I like that the hitting words don’t involve inflicting pain in the theme answers. (A slapstick was used to make a gentle thwack sound much harder.)
The fill’s slightly heavy on the crosswordese names and things front. HEDDA, ETNA, APSE, ENZO, OTT, EDDA, ASE, ESTES, and EMIR? Oh, yes. And the word SEEABLE has dictionary legitimacy but is seldom used (which is weird—why is the word with the Old English root less common than its Latinate cousin, visible?).
We’ve got double Lionel action in two adjacent clues. There’s [“Hello” singer Lionel] RICHIE beside the TRAINS that are [Lionels under the tree]. (Though I bet there have been plenty of Jewish kids with Lionel train sets who didn’t get their trains as Christmas gifts.)
Brendan Quigley’s blog crossword, “Themeless Monday”
I like the Manny Nosowsky-inspired grid design. Lots of long answers with a ton of easy flow throughout the matrix.

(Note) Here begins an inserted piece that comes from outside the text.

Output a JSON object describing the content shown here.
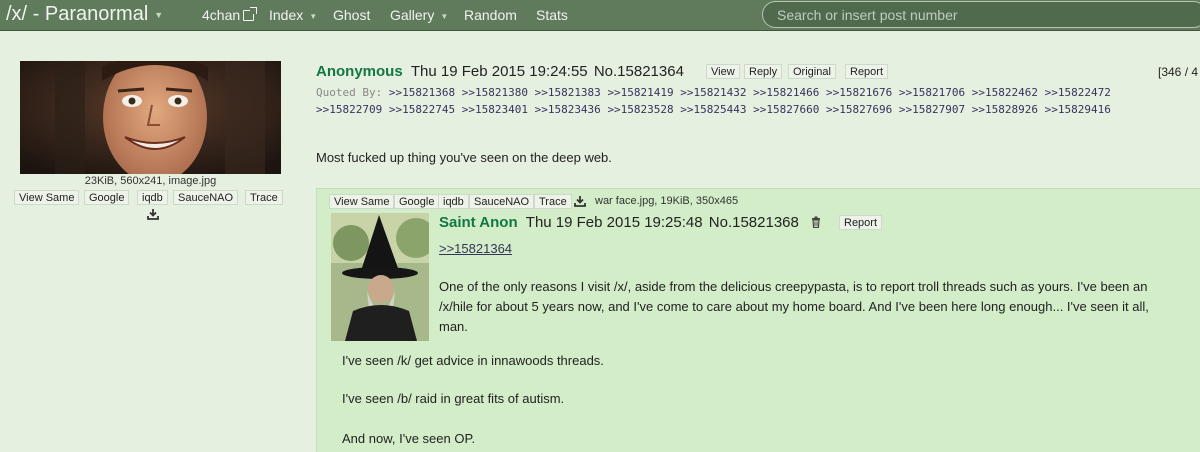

Loved the clue for PIGLET. Never really thought of his outfit as a “magenta jumper.” Like ATTILA with a comic-strip clue since I just saw a new bakery in Chicago called Sweet Attila’s (it’s named after a rabbit, Sweet Attila the Honey Bunny). Liked being duped by the “football” clue that meant soccer, right on the heels of American football’s DETROIT LIONS. Also liked HONEY MUSTARD, didn’t-know-it-but-like-it GUY NOIR, SUN HAT beside ECLIPSED, three-S CHESS SET, and SHARON STONE.
Favorite clue: [Frank and beans?] for CHILI DOG, because There’s Something About Mary has ruined the phrase “franks and beans” for me forever.